Western Fusion

Created in Australia and taught around the world, Yogalates blends the best of yoga and Pilates for a safe and strengthening practice. By Helen

Western Fusion

Created in Australia and taught around the world, Yogalates blends the best of yoga and Pilates for a safe and strengthening practice.

By Helen Hawkes

As I lie in Savasana, in preparation for my first Yogalates class, I already sense something different about the experience. Usually I’m an Iyengar kind of yogi, but for this practice, creator and teacher Louise Solomon tells us we will be working slowly and systematically through every joint and limb.

There will be no pressure to strike perfect poses, or to move from one asana to another. I’ll need to dial down my “to do” button, release my need to achieve, and surrender to a pace that is slower than I usually strive for. But, as I will later discover, slow and steady is even better at ironing out every kink.

It is the gentleness and the detailed focus on mobilising, stabilising and strengthening the body in your own time that attracts everyone from teenagers to grandmothers to Yogalates. “Yogalates is described as a meeting place of East and West because it effectively merges the ancient practice of yoga from the East with the core-stabilising, posture-enhancing dynamics of Pilates from the West,” says Louise, who has practiced yoga for 25 years and Pilates for 21 years.

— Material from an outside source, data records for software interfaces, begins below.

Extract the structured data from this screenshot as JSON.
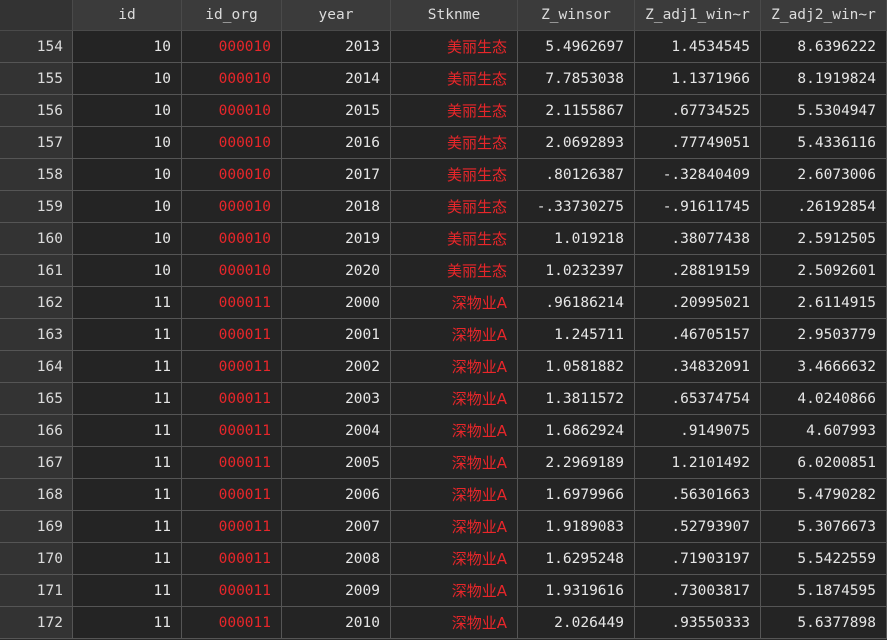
{
  "columns": [
    "id",
    "id_org",
    "year",
    "Stknme",
    "Z_winsor",
    "Z_adj1_win~r",
    "Z_adj2_win~r"
  ],
  "colors": {
    "background": "#242424",
    "header_bg": "#3b3b3b",
    "string_text": "#e8262a",
    "numeric_text": "#e6e6e6",
    "grid_line": "#555555"
  },
  "rows": [
    {
      "obs": "154",
      "id": "10",
      "id_org": "000010",
      "year": "2013",
      "Stknme": "美丽生态",
      "Z_winsor": "5.4962697",
      "Z_adj1_winsor": "1.4534545",
      "Z_adj2_winsor": "8.6396222"
    },
    {
      "obs": "155",
      "id": "10",
      "id_org": "000010",
      "year": "2014",
      "Stknme": "美丽生态",
      "Z_winsor": "7.7853038",
      "Z_adj1_winsor": "1.1371966",
      "Z_adj2_winsor": "8.1919824"
    },
    {
      "obs": "156",
      "id": "10",
      "id_org": "000010",
      "year": "2015",
      "Stknme": "美丽生态",
      "Z_winsor": "2.1155867",
      "Z_adj1_winsor": ".67734525",
      "Z_adj2_winsor": "5.5304947"
    },
    {
      "obs": "157",
      "id": "10",
      "id_org": "000010",
      "year": "2016",
      "Stknme": "美丽生态",
      "Z_winsor": "2.0692893",
      "Z_adj1_winsor": ".77749051",
      "Z_adj2_winsor": "5.4336116"
    },
    {
      "obs": "158",
      "id": "10",
      "id_org": "000010",
      "year": "2017",
      "Stknme": "美丽生态",
      "Z_winsor": ".80126387",
      "Z_adj1_winsor": "-.32840409",
      "Z_adj2_winsor": "2.6073006"
    },
    {
      "obs": "159",
      "id": "10",
      "id_org": "000010",
      "year": "2018",
      "Stknme": "美丽生态",
      "Z_winsor": "-.33730275",
      "Z_adj1_winsor": "-.91611745",
      "Z_adj2_winsor": ".26192854"
    },
    {
      "obs": "160",
      "id": "10",
      "id_org": "000010",
      "year": "2019",
      "Stknme": "美丽生态",
      "Z_winsor": "1.019218",
      "Z_adj1_winsor": ".38077438",
      "Z_adj2_winsor": "2.5912505"
    },
    {
      "obs": "161",
      "id": "10",
      "id_org": "000010",
      "year": "2020",
      "Stknme": "美丽生态",
      "Z_winsor": "1.0232397",
      "Z_adj1_winsor": ".28819159",
      "Z_adj2_winsor": "2.5092601"
    },
    {
      "obs": "162",
      "id": "11",
      "id_org": "000011",
      "year": "2000",
      "Stknme": "深物业A",
      "Z_winsor": ".96186214",
      "Z_adj1_winsor": ".20995021",
      "Z_adj2_winsor": "2.6114915"
    },
    {
      "obs": "163",
      "id": "11",
      "id_org": "000011",
      "year": "2001",
      "Stknme": "深物业A",
      "Z_winsor": "1.245711",
      "Z_adj1_winsor": ".46705157",
      "Z_adj2_winsor": "2.9503779"
    },
    {
      "obs": "164",
      "id": "11",
      "id_org": "000011",
      "year": "2002",
      "Stknme": "深物业A",
      "Z_winsor": "1.0581882",
      "Z_adj1_winsor": ".34832091",
      "Z_adj2_winsor": "3.4666632"
    },
    {
      "obs": "165",
      "id": "11",
      "id_org": "000011",
      "year": "2003",
      "Stknme": "深物业A",
      "Z_winsor": "1.3811572",
      "Z_adj1_winsor": ".65374754",
      "Z_adj2_winsor": "4.0240866"
    },
    {
      "obs": "166",
      "id": "11",
      "id_org": "000011",
      "year": "2004",
      "Stknme": "深物业A",
      "Z_winsor": "1.6862924",
      "Z_adj1_winsor": ".9149075",
      "Z_adj2_winsor": "4.607993"
    },
    {
      "obs": "167",
      "id": "11",
      "id_org": "000011",
      "year": "2005",
      "Stknme": "深物业A",
      "Z_winsor": "2.2969189",
      "Z_adj1_winsor": "1.2101492",
      "Z_adj2_winsor": "6.0200851"
    },
    {
      "obs": "168",
      "id": "11",
      "id_org": "000011",
      "year": "2006",
      "Stknme": "深物业A",
      "Z_winsor": "1.6979966",
      "Z_adj1_winsor": ".56301663",
      "Z_adj2_winsor": "5.4790282"
    },
    {
      "obs": "169",
      "id": "11",
      "id_org": "000011",
      "year": "2007",
      "Stknme": "深物业A",
      "Z_winsor": "1.9189083",
      "Z_adj1_winsor": ".52793907",
      "Z_adj2_winsor": "5.3076673"
    },
    {
      "obs": "170",
      "id": "11",
      "id_org": "000011",
      "year": "2008",
      "Stknme": "深物业A",
      "Z_winsor": "1.6295248",
      "Z_adj1_winsor": ".71903197",
      "Z_adj2_winsor": "5.5422559"
    },
    {
      "obs": "171",
      "id": "11",
      "id_org": "000011",
      "year": "2009",
      "Stknme": "深物业A",
      "Z_winsor": "1.9319616",
      "Z_adj1_winsor": ".73003817",
      "Z_adj2_winsor": "5.1874595"
    },
    {
      "obs": "172",
      "id": "11",
      "id_org": "000011",
      "year": "2010",
      "Stknme": "深物业A",
      "Z_winsor": "2.026449",
      "Z_adj1_winsor": ".93550333",
      "Z_adj2_winsor": "5.6377898"
    }
  ]
}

In 1994, she hit on a special blend of yoga and Pilates and trademarked it in 2000. She has since put out a series of DVDs that topped fitness charts in the UK, lectured on core stability to the Queensland branch of the former Yoga Teachers Association of Australia, developed a Yogalates teacher training course, and taught internationally.

“Yogalates is not for everyone, but it is very safe and very accessible as well as being a great way to improve functional fitness,” she says. “It is very much a prescriptive exercise. Doctors and physiotherapists send people to us.”


We start traditionally, with centring, following the path of the breath, working within the nasal passages and then watching how the breath moves around the throat all the way to the pelvic floor. We also take a moment to lengthen the sound of the breath; “to build integrity into the breath,” says Louise.

It takes 10 to 15 minutes of the 90-minute class to work through this alone. Perhaps that’s why you won’t find too many Ashtanga students here: it’s not all action, it’s a focus on little details.

Louise moves onto limbering and warming up the joints. Still lying on the mat, we stretch every section of our feet, ankles and legs with rotations and resistance bands (which replicate some of the exercises on the Pilates machines). These help open the hip joints as well as warm the thigh muscles. We move onto our arms and, again, every part is worked while we are mat-prone, although these exercises can be performed vertically as well.

Included in the warm-up is core-stability work—discovering the function of the very deep abdominals and bringing awareness to the function of the diaphragm. And we do some pelvic floor work that includes bringing awareness to the movement and function of that area, too.

“Keep that awareness of the core throughout the class,” Louise tells us. It’s about 45 minutes in and it is time to move into the more dynamic asanas. But, standing up, I discover I already feel limber, my body comfortable, as we begin to rotate our ankles.


Of all the Yogalates exercises, Louise says: “Most have a preparatory level [which covers the remedial client], then we layer the exercise with levers and loading to make them more dynamic.” In some cases, light weights are used to help build muscle and bone, however never any more than 2.5kg.

Onto the typical yoga asanas, including Adho Mukha Svanasana (Downward-Facing Dog Pose) and Virabhadrasana II (Warrior II Pose) and, with each one, Louise calls out different modifications.

“The perfect posture is the individual one,” she says. “Some people are hypermobile—they overstretch their ligaments. That can lead to hip and knee replacements, spinal fusion.”

She adjusts me in Utthita Parsvakonasana (Extended Side Angle Pose) to make my shoulder, which is injured, more comfortable.

Stretching to cool down follows and then it is back to Savasana, to find the “stillness” and to connect with the resting breath, as well as Yoga Nidra (guided body relaxation).

“You see people when they leave the class; they look refreshed and calm and usually a little taller,” says Louise.

Nicole Woodward, who has been teaching Yogalates for eight years in Sydney at Body Awakenings, says that although she had practiced Iyengar, vinyasa and Bikram yoga, she found that she didn’t have core strength. “Yogalates made every pose feel different,” she says. “It also stabilised my lower back, something a lot of clients tell me is the same for them.”

For the entire day after the class, I do feel a sense of being at one with a body and a mind that has been eased by a practice that is more gentle and, in some ways, more thorough, than the one I typically revert to at home.

I am reminded of spiritual author, Ravi Ravindra’s, advice: “It is useful to study different traditions in order to be free of attachment to any one way of expressing what is beyond expression.”

Helen Hawkes is a freelance writer and Iyengar Yoga practitioner based in Byron Bay, NSW.